Dr Sarah Mackie at the University of Leeds is carrying out several interlinked research studies into PMR, GCA and the various side-effects of steroids. She is very keen to engage with patients, relatives, carers and the public at every stage of the research process, from initial identification of research priorities to final dissemination of research findings. For information on her current research please visit her webpage. Please note she cannot provide individual medical advice to patients, unless they are already under her direct care as a doctor.
PMR OMERACT group
Finally, the PMR OMERACT (Outcome Measures in Rheumatology) group are in the process of developing outcome measures to be used for future clinical trials in PMR. The group’s initial findings will be presented at the OMERACT conference in May this year.
NEW GCA GUIDELINES 2020
New Guidelines for GCA were published in January 2020. You can find them HERE or at the bottom of this page in the resources section.
From time to time the charity becomes aware of ongoing research into both the conditions and related material. We will add it here once we are confident with the source. Wherever possible we provide a link to the originating website.
Guidelines published by the British Society for Rheumatology (BSR) and British Health Professionals (BHPR) in Rheumatology for Polymyalgia Rheumatica (correct as at spring 2014) and Giant Cell Arteritis (correct as at January 2020) please click these links PMR or GCA.
You may have seen reference to the ‘Quick and Kirwin’ paper on various forums and websites. Please follow THIS LINK to access a copy. Of particular interest please see the PMR and GCA treatment regimes which can be found on page 344 and 346.
Versus Arthritis periodically publish papers for health professionals and students under the general heading ‘Hands On’. In spring 2014 (when it was known as Arthritis UK) the topic was Polymyalgia Rheumatica and is a very worthwhile read that can be found by following THIS LINK. If you wish, a PDF can be downloaded from there. Other useful subjects in this series that may be of interest if you have Other conditions.

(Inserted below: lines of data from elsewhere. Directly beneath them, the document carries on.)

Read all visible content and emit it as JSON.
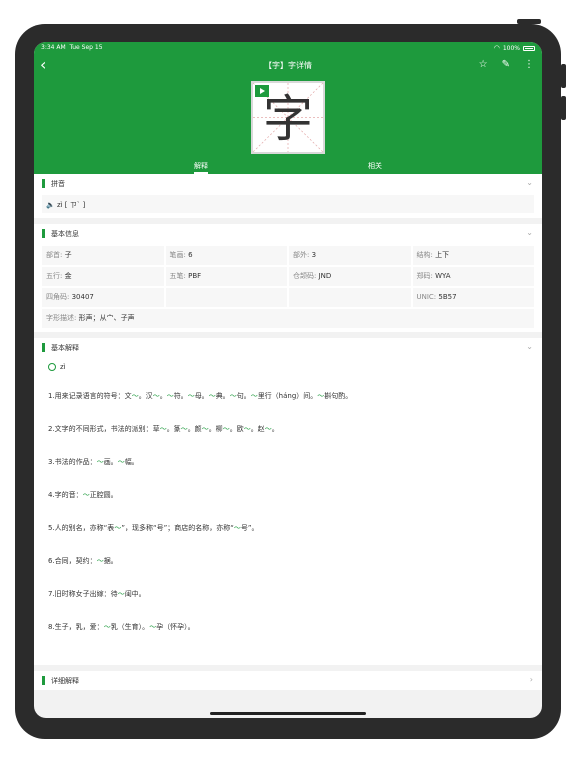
{
  "status": {
    "time": "3:34 AM",
    "date": "Tue Sep 15",
    "battery": "100%"
  },
  "nav": {
    "title": "【字】字详情"
  },
  "character": "字",
  "tabs": [
    "解释",
    "相关"
  ],
  "pinyin": {
    "heading": "拼音",
    "text": "zì [ ㄗˋ ]"
  },
  "basic_info": {
    "heading": "基本信息",
    "cells": [
      {
        "k": "部首: ",
        "v": "子"
      },
      {
        "k": "笔画: ",
        "v": "6"
      },
      {
        "k": "部外: ",
        "v": "3"
      },
      {
        "k": "结构: ",
        "v": "上下"
      },
      {
        "k": "五行: ",
        "v": "金"
      },
      {
        "k": "五笔: ",
        "v": "PBF"
      },
      {
        "k": "仓颉码: ",
        "v": "JND"
      },
      {
        "k": "郑码: ",
        "v": "WYA"
      },
      {
        "k": "四角码: ",
        "v": "30407"
      },
      {
        "k": "UNIC: ",
        "v": "5B57"
      }
    ],
    "desc_k": "字形描述: ",
    "desc_v": "形声；从宀、子声"
  },
  "basic_def": {
    "heading": "基本解释",
    "pinyin": "zì",
    "items": [
      [
        {
          "t": "1.用来记录语言的符号：文"
        },
        {
          "t": "～",
          "h": 1
        },
        {
          "t": "。汉"
        },
        {
          "t": "～",
          "h": 1
        },
        {
          "t": "。"
        },
        {
          "t": "～",
          "h": 1
        },
        {
          "t": "符。"
        },
        {
          "t": "～",
          "h": 1
        },
        {
          "t": "母。"
        },
        {
          "t": "～",
          "h": 1
        },
        {
          "t": "典。"
        },
        {
          "t": "～",
          "h": 1
        },
        {
          "t": "句。"
        },
        {
          "t": "～",
          "h": 1
        },
        {
          "t": "里行（háng）间。"
        },
        {
          "t": "～",
          "h": 1
        },
        {
          "t": "斟句酌。"
        }
      ],
      [
        {
          "t": "2.文字的不同形式，书法的派别：草"
        },
        {
          "t": "～",
          "h": 1
        },
        {
          "t": "。篆"
        },
        {
          "t": "～",
          "h": 1
        },
        {
          "t": "。颜"
        },
        {
          "t": "～",
          "h": 1
        },
        {
          "t": "。柳"
        },
        {
          "t": "～",
          "h": 1
        },
        {
          "t": "。欧"
        },
        {
          "t": "～",
          "h": 1
        },
        {
          "t": "。赵"
        },
        {
          "t": "～",
          "h": 1
        },
        {
          "t": "。"
        }
      ],
      [
        {
          "t": "3.书法的作品："
        },
        {
          "t": "～",
          "h": 1
        },
        {
          "t": "画。"
        },
        {
          "t": "～",
          "h": 1
        },
        {
          "t": "幅。"
        }
      ],
      [
        {
          "t": "4.字的音："
        },
        {
          "t": "～",
          "h": 1
        },
        {
          "t": "正腔圆。"
        }
      ],
      [
        {
          "t": "5.人的别名，亦称“表"
        },
        {
          "t": "～",
          "h": 1
        },
        {
          "t": "”，现多称“号”；商店的名称，亦称“"
        },
        {
          "t": "～",
          "h": 1
        },
        {
          "t": "号”。"
        }
      ],
      [
        {
          "t": "6.合同，契约："
        },
        {
          "t": "～",
          "h": 1
        },
        {
          "t": "据。"
        }
      ],
      [
        {
          "t": "7.旧时称女子出嫁：待"
        },
        {
          "t": "～",
          "h": 1
        },
        {
          "t": "闺中。"
        }
      ],
      [
        {
          "t": "8.生子，乳，爱："
        },
        {
          "t": "～",
          "h": 1
        },
        {
          "t": "乳（生育）。"
        },
        {
          "t": "～",
          "h": 1
        },
        {
          "t": "孕（怀孕）。"
        }
      ]
    ]
  },
  "detail": {
    "heading": "详细解释"
  },
  "colors": {
    "accent": "#1e9a3d"
  }
}
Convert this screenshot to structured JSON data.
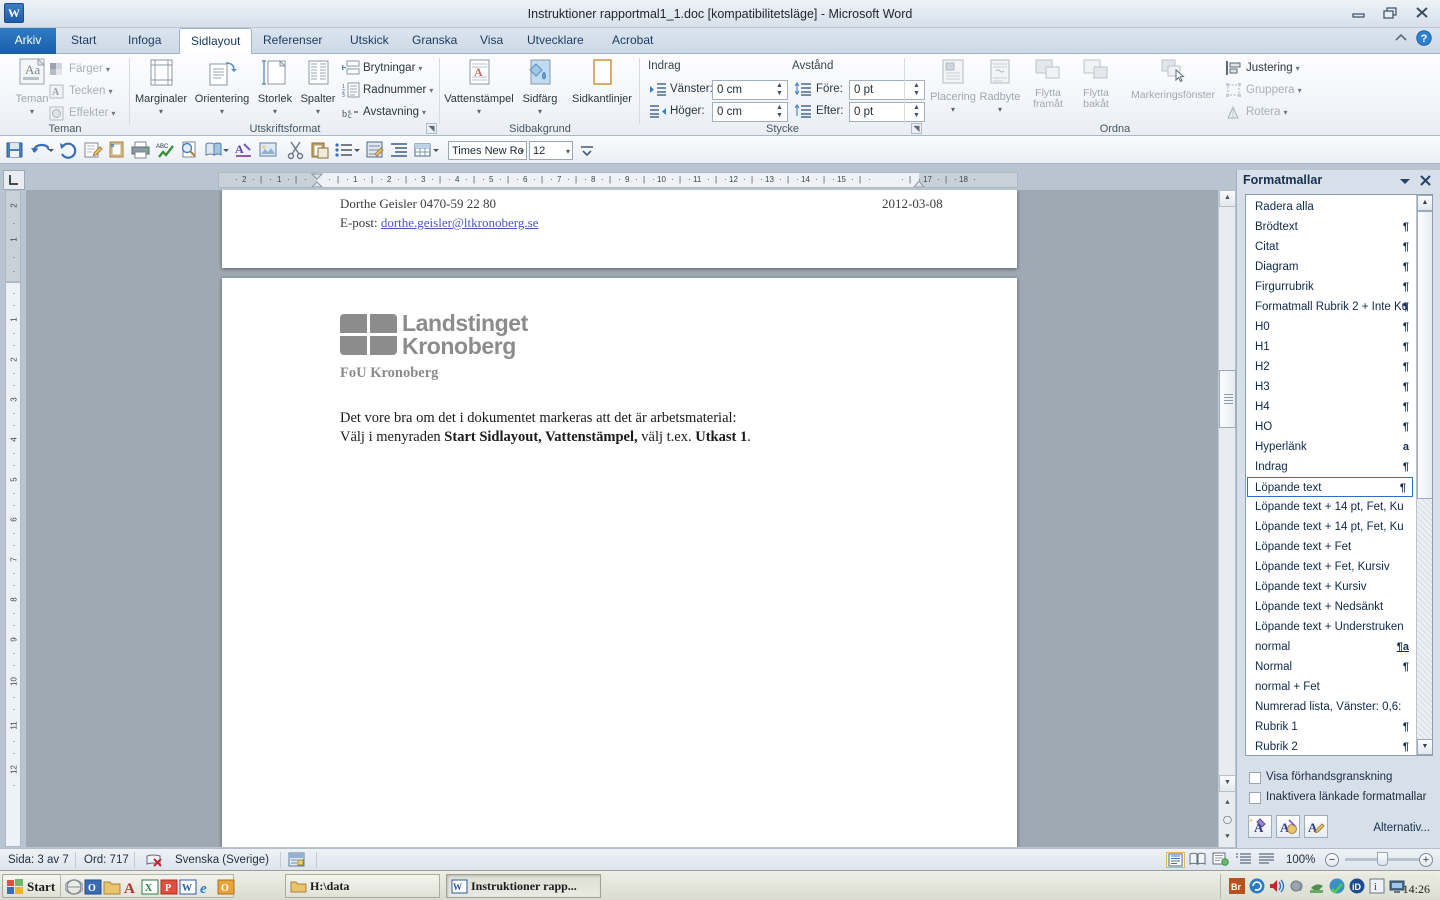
{
  "window": {
    "title": "Instruktioner rapportmal1_1.doc [kompatibilitetsläge]  -  Microsoft Word",
    "app_icon": "word-icon",
    "minimize": "minimize-icon",
    "restore": "restore-icon",
    "close": "close-icon",
    "collapse_ribbon": "chevron-up-icon",
    "help": "help-icon"
  },
  "tabs": [
    {
      "label": "Arkiv",
      "type": "file"
    },
    {
      "label": "Start",
      "type": "normal"
    },
    {
      "label": "Infoga",
      "type": "normal"
    },
    {
      "label": "Sidlayout",
      "type": "active"
    },
    {
      "label": "Referenser",
      "type": "normal"
    },
    {
      "label": "Utskick",
      "type": "normal"
    },
    {
      "label": "Granska",
      "type": "normal"
    },
    {
      "label": "Visa",
      "type": "normal"
    },
    {
      "label": "Utvecklare",
      "type": "normal"
    },
    {
      "label": "Acrobat",
      "type": "normal"
    }
  ],
  "ribbon": {
    "groups": [
      {
        "name": "Teman"
      },
      {
        "name": "Utskriftsformat"
      },
      {
        "name": "Sidbakgrund"
      },
      {
        "name": "Stycke"
      },
      {
        "name": "Ordna"
      }
    ],
    "teman": {
      "main_label": "Teman",
      "items": [
        {
          "label": "Färger",
          "icon": "colors-icon",
          "disabled": true
        },
        {
          "label": "Tecken",
          "icon": "font-icon",
          "disabled": true
        },
        {
          "label": "Effekter",
          "icon": "effects-icon",
          "disabled": true
        }
      ]
    },
    "utskriftsformat": {
      "big": [
        {
          "label": "Marginaler",
          "icon": "margins-icon"
        },
        {
          "label": "Orientering",
          "icon": "orientation-icon"
        },
        {
          "label": "Storlek",
          "icon": "size-icon"
        },
        {
          "label": "Spalter",
          "icon": "columns-icon"
        }
      ],
      "small": [
        {
          "label": "Brytningar",
          "icon": "breaks-icon"
        },
        {
          "label": "Radnummer",
          "icon": "line-numbers-icon"
        },
        {
          "label": "Avstavning",
          "icon": "hyphenation-icon"
        }
      ]
    },
    "sidbakgrund": {
      "big": [
        {
          "label": "Vattenstämpel",
          "icon": "watermark-icon"
        },
        {
          "label": "Sidfärg",
          "icon": "page-color-icon"
        },
        {
          "label": "Sidkantlinjer",
          "icon": "page-borders-icon"
        }
      ]
    },
    "stycke": {
      "indrag_header": "Indrag",
      "avstand_header": "Avstånd",
      "fields": [
        {
          "label": "Vänster:",
          "value": "0 cm",
          "icon": "indent-left-icon"
        },
        {
          "label": "Höger:",
          "value": "0 cm",
          "icon": "indent-right-icon"
        },
        {
          "label": "Före:",
          "value": "0 pt",
          "icon": "space-before-icon"
        },
        {
          "label": "Efter:",
          "value": "0 pt",
          "icon": "space-after-icon"
        }
      ]
    },
    "ordna": {
      "big": [
        {
          "label": "Placering",
          "icon": "position-icon",
          "disabled": true
        },
        {
          "label": "Radbyte",
          "icon": "wrap-text-icon",
          "disabled": true
        },
        {
          "label": "Flytta framåt",
          "icon": "bring-forward-icon",
          "disabled": true
        },
        {
          "label": "Flytta bakåt",
          "icon": "send-backward-icon",
          "disabled": true
        },
        {
          "label": "Markeringsfönster",
          "icon": "selection-pane-icon",
          "disabled": true
        }
      ],
      "small": [
        {
          "label": "Justering",
          "icon": "align-icon",
          "disabled": false
        },
        {
          "label": "Gruppera",
          "icon": "group-icon",
          "disabled": true
        },
        {
          "label": "Rotera",
          "icon": "rotate-icon",
          "disabled": true
        }
      ]
    }
  },
  "quick_toolbar": {
    "icons": [
      "save-icon",
      "undo-icon",
      "redo-icon",
      "edit-icon",
      "new-icon",
      "print-icon",
      "spelling-icon",
      "print-preview-icon",
      "copy-format-icon",
      "highlight-icon",
      "insert-picture-icon",
      "cut-icon",
      "paste-icon",
      "bullets-icon",
      "format-painter-icon",
      "indent-icon",
      "table-icon",
      "font-color-icon"
    ],
    "font_name": "Times New Ro",
    "font_size": "12",
    "overflow": "toolbar-overflow-icon"
  },
  "ruler": {
    "horizontal_ticks": [
      "2",
      "1",
      "1",
      "2",
      "3",
      "4",
      "5",
      "6",
      "7",
      "8",
      "9",
      "10",
      "11",
      "12",
      "13",
      "14",
      "15",
      "17",
      "18"
    ],
    "vertical_ticks": [
      "2",
      "1",
      "1",
      "2",
      "3",
      "4",
      "5",
      "6",
      "7",
      "8",
      "9",
      "10",
      "11",
      "12"
    ],
    "corner_icon": "tab-stop-icon"
  },
  "document": {
    "header": {
      "left_line1": "Dorthe Geisler 0470-59 22 80",
      "left_line2_label": "E-post: ",
      "left_line2_link": "dorthe.geisler@ltkronoberg.se",
      "right_date": "2012-03-08"
    },
    "logo": {
      "line1": "Landstinget",
      "line2": "Kronoberg",
      "color": "#8c8c8c"
    },
    "subtitle": "FoU Kronoberg",
    "body": [
      {
        "text": "Det vore bra om det i dokumentet markeras att det är arbetsmaterial:"
      },
      {
        "prefix": "Välj i menyraden ",
        "bold1": "Start Sidlayout, Vattenstämpel,",
        "middle": " välj t.ex. ",
        "bold2": "Utkast 1",
        "suffix": "."
      }
    ]
  },
  "styles_pane": {
    "title": "Formatmallar",
    "dropdown_icon": "chevron-down-icon",
    "close_icon": "close-icon",
    "items": [
      {
        "label": "Radera alla",
        "mark": ""
      },
      {
        "label": "Brödtext",
        "mark": "¶"
      },
      {
        "label": "Citat",
        "mark": "¶"
      },
      {
        "label": "Diagram",
        "mark": "¶"
      },
      {
        "label": "Firgurrubrik",
        "mark": "¶"
      },
      {
        "label": "Formatmall Rubrik 2 + Inte Ku",
        "mark": "¶"
      },
      {
        "label": "H0",
        "mark": "¶"
      },
      {
        "label": "H1",
        "mark": "¶"
      },
      {
        "label": "H2",
        "mark": "¶"
      },
      {
        "label": "H3",
        "mark": "¶"
      },
      {
        "label": "H4",
        "mark": "¶"
      },
      {
        "label": "HO",
        "mark": "¶"
      },
      {
        "label": "Hyperlänk",
        "mark": "a"
      },
      {
        "label": "Indrag",
        "mark": "¶"
      },
      {
        "label": "Löpande text",
        "mark": "¶",
        "selected": true
      },
      {
        "label": "Löpande text + 14 pt, Fet, Ku",
        "mark": ""
      },
      {
        "label": "Löpande text + 14 pt, Fet, Ku",
        "mark": ""
      },
      {
        "label": "Löpande text + Fet",
        "mark": ""
      },
      {
        "label": "Löpande text + Fet, Kursiv",
        "mark": ""
      },
      {
        "label": "Löpande text + Kursiv",
        "mark": ""
      },
      {
        "label": "Löpande text + Nedsänkt",
        "mark": ""
      },
      {
        "label": "Löpande text + Understruken",
        "mark": ""
      },
      {
        "label": "normal",
        "mark": "¶a"
      },
      {
        "label": "Normal",
        "mark": "¶"
      },
      {
        "label": "normal + Fet",
        "mark": ""
      },
      {
        "label": "Numrerad lista, Vänster:  0,6:",
        "mark": ""
      },
      {
        "label": "Rubrik 1",
        "mark": "¶"
      },
      {
        "label": "Rubrik 2",
        "mark": "¶"
      }
    ],
    "checkboxes": [
      {
        "label": "Visa förhandsgranskning",
        "checked": false
      },
      {
        "label": "Inaktivera länkade formatmallar",
        "checked": false
      }
    ],
    "footer_buttons": [
      "new-style-icon",
      "style-inspector-icon",
      "manage-styles-icon"
    ],
    "options_label": "Alternativ..."
  },
  "status_bar": {
    "page": "Sida: 3 av 7",
    "words": "Ord: 717",
    "proofing_icon": "proofing-errors-icon",
    "language": "Svenska (Sverige)",
    "macro_icon": "record-macro-icon",
    "view_buttons": [
      "print-layout-icon",
      "full-screen-reading-icon",
      "web-layout-icon",
      "outline-icon",
      "draft-icon"
    ],
    "zoom": "100%",
    "zoom_out_icon": "zoom-out-icon",
    "zoom_in_icon": "zoom-in-icon"
  },
  "taskbar": {
    "start_label": "Start",
    "quick_launch": [
      "show-desktop-icon",
      "outlook-icon",
      "folder-icon",
      "acrobat-icon",
      "excel-icon",
      "powerpoint-icon",
      "word-icon",
      "ie-icon",
      "onenote-icon"
    ],
    "items": [
      {
        "label": "H:\\data",
        "icon": "folder-icon",
        "active": false
      },
      {
        "label": "Instruktioner rapp...",
        "icon": "word-icon",
        "active": true
      }
    ],
    "tray_icons": [
      "bridge-icon",
      "sync-icon",
      "volume-icon",
      "network-icon",
      "printer-icon",
      "antivirus-icon",
      "id-icon",
      "update-icon",
      "display-icon"
    ],
    "clock": "14:26"
  }
}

A clinical review of Polymyalgia Rheumatica co-authored by Dr Sarah L Mackie (clinical lecturer) and Professor Christian D Mallen can be found by following THIS LINK.
If you are interested in the Design of the Tocilizumab (TCZ) in Giant Cell Arteritis (GCA) Trial (GiACTA) you can find it by following THIS LINK
If you would like to help The Marijke Foundation in their attempts to generate more international public awareness and media attention for the issue of Early Recognition/Diagnosis of the diseases GCA and PMR (and MGCA) please see the following.
Patients who already have a diagnosis Giant Cell Arteritis and/or Polymyalgia Rheumatica and are being treated or already cured, are invited to fill out the Feedback Symptomatrix’.
Their data are important for the epidemiological research of the Marijke Foundation. This research is the source for continuous fine tuning and improvements of the Diagnostic Symptomatrix.
The charity has had a close working relationship with the foundation for many years but please be aware that they are an independent organisation so any communication you have with them will not be shared with PMRGCAuk.
If you are having difficulty retrieving a printed version of any of these documents to take to your GP or other medical practitioner, please contact us on firstname.lastname@example.org giving us your email address and location and we will send on to you.